Objective: To determine the panoramic radiographic distance from the mandibular third molar tooth to the inferior alveolar canal.
Study design: Five hundred sixty mandibular third molars were evaluated by panoramic radiography. The teeth were grouped into erupted vs unerupted and further subdivided by tooth angulation. The distance from the most inferior aspect of the mandibular third molar tooth to the superior border of the inferior alveolar canal was measured with digital calipers. A t test was performed to compare erupted and unerupted teeth, and ANOVA was used to determine if a significant difference exists based upon tooth angulation. A record review was performed to assess the incidence of inferior alveolar nerve paresthesia based upon measured distances.

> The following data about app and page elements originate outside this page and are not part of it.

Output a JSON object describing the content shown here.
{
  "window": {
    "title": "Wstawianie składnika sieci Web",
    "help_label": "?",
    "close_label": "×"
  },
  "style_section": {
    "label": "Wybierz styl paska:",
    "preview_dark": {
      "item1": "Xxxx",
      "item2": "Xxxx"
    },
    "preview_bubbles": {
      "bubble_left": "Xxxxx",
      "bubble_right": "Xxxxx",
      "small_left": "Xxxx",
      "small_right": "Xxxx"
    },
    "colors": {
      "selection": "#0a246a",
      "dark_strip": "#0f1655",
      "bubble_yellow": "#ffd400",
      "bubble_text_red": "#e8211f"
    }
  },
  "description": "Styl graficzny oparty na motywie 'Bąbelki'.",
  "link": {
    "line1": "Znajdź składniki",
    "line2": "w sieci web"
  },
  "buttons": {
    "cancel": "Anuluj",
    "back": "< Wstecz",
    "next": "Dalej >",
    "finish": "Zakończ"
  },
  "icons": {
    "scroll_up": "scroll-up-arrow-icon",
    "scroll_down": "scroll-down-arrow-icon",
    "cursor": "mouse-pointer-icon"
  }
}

Results: The mean distance from erupted mandibular third molar teeth to the inferior alveolar canal is 0.88 mm. This distance was significantly different from unerupted teeth (P=.002). The mean values for unerupted teeth indicated that the most inferior portion of all teeth measured was below the superior border of the canal (negative values) as follows: mesioangular (-0.97 mm), vertical (-0.61 mm), distoangular (-0.31 mm), and horizontal (-0.24 mm). The position of mesioangular impactions were significantly different than all other impaction groups (P=.0125). The incidence of inferior alveolar nerve paresthesia was 3.33% (18/541), most commonly associated with mesioangular impactions (-0.66 mm) in female patients.
Conclusions: Unerupted mandibular third molar teeth are closer to the inferior alveolar canal than are erupted teeth. Mesioangular mandibular third molar impactions are most closely positioned to the inferior alveolar canal, and this may represent an independent risk factor for postoperative paresthesia.